In my data of over 1000 PICC line insertions, I am seeing the brachial vein overrepresented when it comes to CLABSI.  Has any one else experienced this?  I discourage the use of this vein for multiple reasons, yet it seems that this is the case.

Genine Schwinge, ANP-BC, Vascular Access Coordinator  Port Jefferson, NY

Sounds like a topic for a poster

This sounds like a great topic for a poster presentation and/or an article.  The actual data would be great to look at.

 

Tim

Genine, You may be seeing an

Genine,

You may be seeing an increase in infection with brachial piccs due to the multi-layered facsia one has to puncture through.

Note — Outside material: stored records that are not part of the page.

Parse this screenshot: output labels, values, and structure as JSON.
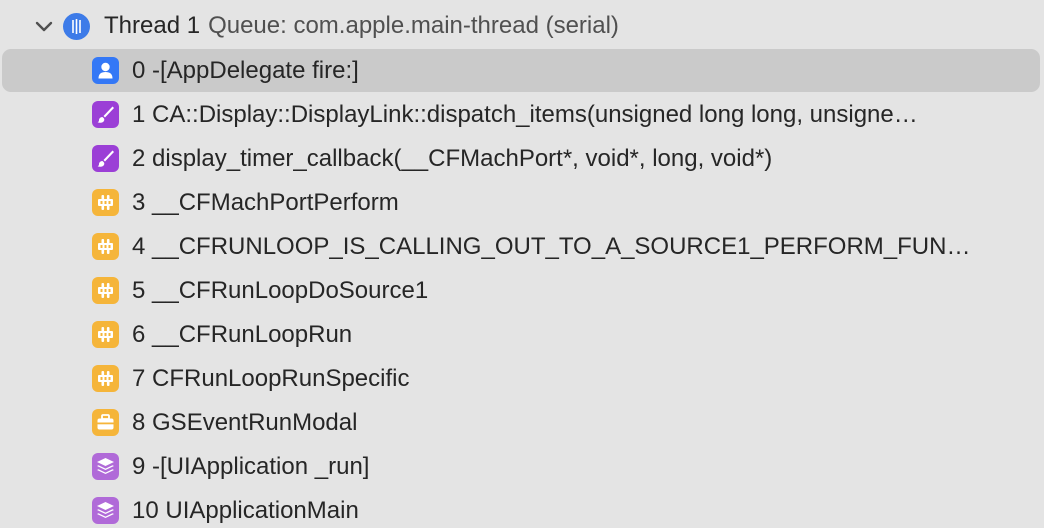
{
  "thread": {
    "name": "Thread 1",
    "queue": "Queue: com.apple.main-thread (serial)",
    "icon": "thread-icon",
    "expanded": true
  },
  "colors": {
    "background": "#e4e4e4",
    "selection": "#cacaca",
    "user_code": "#3478f6",
    "quartz_core": "#9b3fd6",
    "core_foundation": "#f5b53a",
    "graphics_services": "#f5b53a",
    "uikit": "#b06ad8"
  },
  "frames": [
    {
      "label": "0 -[AppDelegate fire:]",
      "icon": "person-icon",
      "selected": true
    },
    {
      "label": "1 CA::Display::DisplayLink::dispatch_items(unsigned long long, unsigne…",
      "icon": "brush-icon",
      "selected": false
    },
    {
      "label": "2 display_timer_callback(__CFMachPort*, void*, long, void*)",
      "icon": "brush-icon",
      "selected": false
    },
    {
      "label": "3 __CFMachPortPerform",
      "icon": "grid-icon",
      "selected": false
    },
    {
      "label": "4 __CFRUNLOOP_IS_CALLING_OUT_TO_A_SOURCE1_PERFORM_FUN…",
      "icon": "grid-icon",
      "selected": false
    },
    {
      "label": "5 __CFRunLoopDoSource1",
      "icon": "grid-icon",
      "selected": false
    },
    {
      "label": "6 __CFRunLoopRun",
      "icon": "grid-icon",
      "selected": false
    },
    {
      "label": "7 CFRunLoopRunSpecific",
      "icon": "grid-icon",
      "selected": false
    },
    {
      "label": "8 GSEventRunModal",
      "icon": "toolbox-icon",
      "selected": false
    },
    {
      "label": "9 -[UIApplication _run]",
      "icon": "layers-icon",
      "selected": false
    },
    {
      "label": "10 UIApplicationMain",
      "icon": "layers-icon",
      "selected": false
    }
  ]
}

Inflamation of this facsia may be the leading cause of infections.  Which vein you choose, 1) the branch to the basilic or 2) the branch to the axillary. Which one is the line being placed in? A good study.

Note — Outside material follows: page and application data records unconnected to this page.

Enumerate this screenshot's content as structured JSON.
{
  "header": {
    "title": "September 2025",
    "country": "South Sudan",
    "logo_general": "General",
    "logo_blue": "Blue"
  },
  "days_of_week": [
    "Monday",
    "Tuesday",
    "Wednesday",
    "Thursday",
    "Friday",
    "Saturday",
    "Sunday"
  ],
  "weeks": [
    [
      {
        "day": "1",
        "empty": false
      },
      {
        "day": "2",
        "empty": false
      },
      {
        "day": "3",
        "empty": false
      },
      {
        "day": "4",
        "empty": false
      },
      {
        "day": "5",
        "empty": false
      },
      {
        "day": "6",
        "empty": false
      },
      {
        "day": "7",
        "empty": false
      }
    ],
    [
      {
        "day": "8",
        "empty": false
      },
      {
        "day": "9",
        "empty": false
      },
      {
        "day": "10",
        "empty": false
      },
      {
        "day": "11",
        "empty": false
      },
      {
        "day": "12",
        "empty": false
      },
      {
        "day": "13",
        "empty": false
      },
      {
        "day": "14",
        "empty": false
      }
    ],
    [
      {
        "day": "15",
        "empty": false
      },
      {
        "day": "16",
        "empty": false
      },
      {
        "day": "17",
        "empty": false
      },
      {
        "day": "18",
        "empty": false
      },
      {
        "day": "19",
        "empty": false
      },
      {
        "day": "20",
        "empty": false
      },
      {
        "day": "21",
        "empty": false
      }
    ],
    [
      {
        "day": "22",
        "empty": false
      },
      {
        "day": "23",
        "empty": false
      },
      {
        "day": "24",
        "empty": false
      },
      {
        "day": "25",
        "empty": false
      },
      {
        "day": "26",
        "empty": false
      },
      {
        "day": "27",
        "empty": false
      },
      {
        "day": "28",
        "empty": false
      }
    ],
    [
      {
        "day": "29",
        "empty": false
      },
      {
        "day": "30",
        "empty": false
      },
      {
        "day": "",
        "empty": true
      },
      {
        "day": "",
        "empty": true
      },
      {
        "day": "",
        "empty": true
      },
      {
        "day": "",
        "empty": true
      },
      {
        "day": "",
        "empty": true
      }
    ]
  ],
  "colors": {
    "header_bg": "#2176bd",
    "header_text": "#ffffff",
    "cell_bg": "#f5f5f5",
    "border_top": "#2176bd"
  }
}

PH

Paul Howell

If you are seeing increased

If you are seeing increased infection with brachial vein PICC's, here is something else to think about.  Traditionally, either of the brachials are smaller than the basilic.  If you are placing PICC's in this vessel and it is small, you may have a silent thrombosis.  This is important because there is a documented relationship between infection and thrombosis when it comes to CRI's.

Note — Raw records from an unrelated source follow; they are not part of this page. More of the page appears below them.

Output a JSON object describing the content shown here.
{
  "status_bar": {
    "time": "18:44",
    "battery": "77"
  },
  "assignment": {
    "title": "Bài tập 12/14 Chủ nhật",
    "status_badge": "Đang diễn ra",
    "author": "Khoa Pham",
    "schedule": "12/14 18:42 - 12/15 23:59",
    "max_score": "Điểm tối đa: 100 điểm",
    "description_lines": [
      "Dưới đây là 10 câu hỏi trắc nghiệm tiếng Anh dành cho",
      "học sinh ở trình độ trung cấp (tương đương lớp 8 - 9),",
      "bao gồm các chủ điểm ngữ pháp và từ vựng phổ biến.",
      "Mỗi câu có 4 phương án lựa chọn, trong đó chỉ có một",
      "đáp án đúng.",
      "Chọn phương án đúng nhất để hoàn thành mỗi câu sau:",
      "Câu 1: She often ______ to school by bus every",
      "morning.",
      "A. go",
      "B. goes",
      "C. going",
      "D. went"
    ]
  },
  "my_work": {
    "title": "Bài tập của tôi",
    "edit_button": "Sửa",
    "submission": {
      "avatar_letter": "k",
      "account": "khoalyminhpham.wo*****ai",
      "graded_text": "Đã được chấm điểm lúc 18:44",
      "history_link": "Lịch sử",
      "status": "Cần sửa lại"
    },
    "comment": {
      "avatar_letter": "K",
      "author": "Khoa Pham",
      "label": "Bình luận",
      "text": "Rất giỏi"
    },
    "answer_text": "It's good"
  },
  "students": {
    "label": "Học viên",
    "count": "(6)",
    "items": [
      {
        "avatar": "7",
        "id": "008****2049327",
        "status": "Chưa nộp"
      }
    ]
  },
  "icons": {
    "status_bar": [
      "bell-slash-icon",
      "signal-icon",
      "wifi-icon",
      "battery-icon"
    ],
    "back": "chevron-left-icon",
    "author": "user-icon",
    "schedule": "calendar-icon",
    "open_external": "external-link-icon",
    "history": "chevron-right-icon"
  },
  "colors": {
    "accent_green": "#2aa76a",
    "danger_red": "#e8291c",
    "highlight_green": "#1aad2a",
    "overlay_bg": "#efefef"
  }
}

Cheryl Kelley RN BSN, VA-BC
Independent Vascular Access Consultant

CLABSI and vein selection

I would ask how many days after the insertion does the CLABSI occur.

We don't see that as a trend.  We do an evaluation of every CLABSI, looking at location of the site, CVC type, and number of days after insertion.  We also examine the care and maintenance documentation, as well as flushes documentation, sluggishness vs. patency documentation, and dressing intact each day.  Add to that line necessity.

 

Gwen Irwin

Austin, Texas

To add to Lynn's great

To add to Lynn's great list....# of sticks to accomplish procedure?

Are you saying that the

Are you saying that the brachial vein sites are more commonly associated with CLABSI than the basilic or cephalic veins? If so, I woiuld look at the actual number of total insertions into the brachial vein. This should be the choice of last resort when basilic or cephalic can not be used. Who is placing your PICCs - nurses at bedside or radiologist? Are the inserters new to using ultrasound? Are you certain that these episodes of CLABSI are related to the insertion procedure by occuring early in the dwell time of the catheter? If occurring after a week, this is more likely caused by intraluminal contamination and has nothing to do with insertion technique or site. Just a few ideas to get you started on your investigation. Lynn

Lynn Hadaway, M.Ed., RN, BC, CRNI

Lynn Hadaway Associates, Inc.

126 Main Street, PO Box 10

Milner, GA 30257

Website http://www.hadawayassociates.com

Office Phone 770-358-7861